Thank you, that’s a huge compliment! A few of my big influences who made a lasting impact on me are Placebo, The Kills, Interpol, Manic Street Preachers, Garbage and PJ Harvey. I’ll go to the grave with Placebo being my favourite band. They were a life raft for me as a teenager growing up queer in a cross-cultural household in a small country town. I’m also a big fan of 80s goth and shoegaze, and more recently I’ve become an admirer of the darker doomy folk of artists such as Chelsea Wolfe and Emma Ruth Rundle. For the past couple of years, I’ve also really been into the post-punk resurgence that’s happening in the UK. I’m a big fan of Dry Cleaning and Fontaines D.C.

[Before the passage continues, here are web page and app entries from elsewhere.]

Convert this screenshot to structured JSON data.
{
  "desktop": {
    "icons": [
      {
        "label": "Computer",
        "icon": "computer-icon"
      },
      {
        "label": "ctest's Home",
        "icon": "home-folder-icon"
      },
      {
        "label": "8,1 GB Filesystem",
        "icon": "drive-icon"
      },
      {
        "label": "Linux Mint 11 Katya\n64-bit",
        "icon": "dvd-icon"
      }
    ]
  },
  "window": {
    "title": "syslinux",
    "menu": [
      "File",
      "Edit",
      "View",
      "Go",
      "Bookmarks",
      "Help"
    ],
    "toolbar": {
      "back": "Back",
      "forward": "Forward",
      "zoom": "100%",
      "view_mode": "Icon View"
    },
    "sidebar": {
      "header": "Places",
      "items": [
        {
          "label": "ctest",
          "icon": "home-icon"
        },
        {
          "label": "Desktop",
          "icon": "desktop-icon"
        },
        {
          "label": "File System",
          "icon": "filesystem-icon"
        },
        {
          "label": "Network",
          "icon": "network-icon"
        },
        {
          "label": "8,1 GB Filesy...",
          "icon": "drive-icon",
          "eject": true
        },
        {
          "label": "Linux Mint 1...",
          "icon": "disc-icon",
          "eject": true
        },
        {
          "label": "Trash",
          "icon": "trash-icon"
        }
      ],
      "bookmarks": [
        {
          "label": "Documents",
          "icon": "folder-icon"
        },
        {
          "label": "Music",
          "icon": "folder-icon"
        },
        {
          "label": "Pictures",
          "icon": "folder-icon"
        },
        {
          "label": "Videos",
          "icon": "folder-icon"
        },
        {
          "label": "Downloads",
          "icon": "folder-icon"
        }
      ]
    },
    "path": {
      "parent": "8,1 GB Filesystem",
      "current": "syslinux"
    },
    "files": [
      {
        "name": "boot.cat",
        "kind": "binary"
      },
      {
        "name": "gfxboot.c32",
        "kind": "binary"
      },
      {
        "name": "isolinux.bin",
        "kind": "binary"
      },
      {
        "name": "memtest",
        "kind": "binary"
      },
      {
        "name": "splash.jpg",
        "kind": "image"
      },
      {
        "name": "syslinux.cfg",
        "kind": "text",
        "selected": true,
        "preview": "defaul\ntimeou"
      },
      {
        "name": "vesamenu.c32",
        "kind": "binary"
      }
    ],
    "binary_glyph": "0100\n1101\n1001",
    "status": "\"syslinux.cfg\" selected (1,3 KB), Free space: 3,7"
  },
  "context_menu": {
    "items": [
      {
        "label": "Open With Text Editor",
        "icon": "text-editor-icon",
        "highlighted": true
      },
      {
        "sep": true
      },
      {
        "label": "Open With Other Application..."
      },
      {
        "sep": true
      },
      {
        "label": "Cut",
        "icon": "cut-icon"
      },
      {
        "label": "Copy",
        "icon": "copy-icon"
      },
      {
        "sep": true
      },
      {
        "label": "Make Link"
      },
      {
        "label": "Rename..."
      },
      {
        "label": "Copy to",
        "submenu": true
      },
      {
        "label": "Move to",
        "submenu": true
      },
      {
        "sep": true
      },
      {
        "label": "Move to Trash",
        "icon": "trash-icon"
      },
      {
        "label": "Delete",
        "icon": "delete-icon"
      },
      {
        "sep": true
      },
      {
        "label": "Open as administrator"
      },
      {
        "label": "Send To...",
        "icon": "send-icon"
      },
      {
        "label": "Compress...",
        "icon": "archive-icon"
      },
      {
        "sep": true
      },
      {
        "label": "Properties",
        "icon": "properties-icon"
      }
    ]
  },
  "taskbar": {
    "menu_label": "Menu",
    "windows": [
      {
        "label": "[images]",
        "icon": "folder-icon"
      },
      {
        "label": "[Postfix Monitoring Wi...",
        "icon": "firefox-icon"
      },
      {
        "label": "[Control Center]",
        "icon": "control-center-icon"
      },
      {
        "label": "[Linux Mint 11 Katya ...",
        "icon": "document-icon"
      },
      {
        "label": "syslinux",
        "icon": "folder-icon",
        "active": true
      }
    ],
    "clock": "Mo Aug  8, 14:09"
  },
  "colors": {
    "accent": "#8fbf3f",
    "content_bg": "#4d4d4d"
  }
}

Theia (bass) is a Placebo fan and loves Metric, Laura Jane Grace, Depeche Mode (who I also adore) and a bunch of Darkwave. Afeef has roots in the Australian heavy scene, particularly metalcore and is also a huge fan of bands such as DMA’s and Gang Of Youths.
How do you see 2022 playing out? What are your plans for the rest of this year? Any tours planned?
We’ve got a couple of exciting things on the cards! We’re going to spend some time being creative and working on some more new material as well as engaging with the Sydney live music community. There’s a groundswell of talent in the city at the moment and a lot of artists in our circles to be excited about.
Thanks so much for talking to us Second Idol!
Previous releases from Second Idol have gone on to receive widespread support from triple j, triple j Unearthed, FBi Radio, 2SER, Edge Radio, 2XX FM, RTR FM, 4ZZZ, SYN FM, Radio Adelaide, WXRY Discovery (USA) and Hochschulradio Düsseldorf (DEU). The band have received praise from several online blogs such as NME, Pilerats, AAA Backstage, Australian Music Scene, Backseat Mafia, GC Live, Something You Said, Milky, The Soundcheck and Music Feeds. ‘Dear X’ is sure to follow suit.
To celebrate the release, Second Idol will host a single launch at Factory Floor in Eora/Sydney. Having cut their teeth in the live music scene, the band have previously shared stages with the likes of Jen Cloher, Baxter Dury, Columbus, The Goon Sax and Grinding Eyes and the upcoming show is not to be missed!
Tickets to the single launch HERE.
Photo Credit: Lucy Howroyd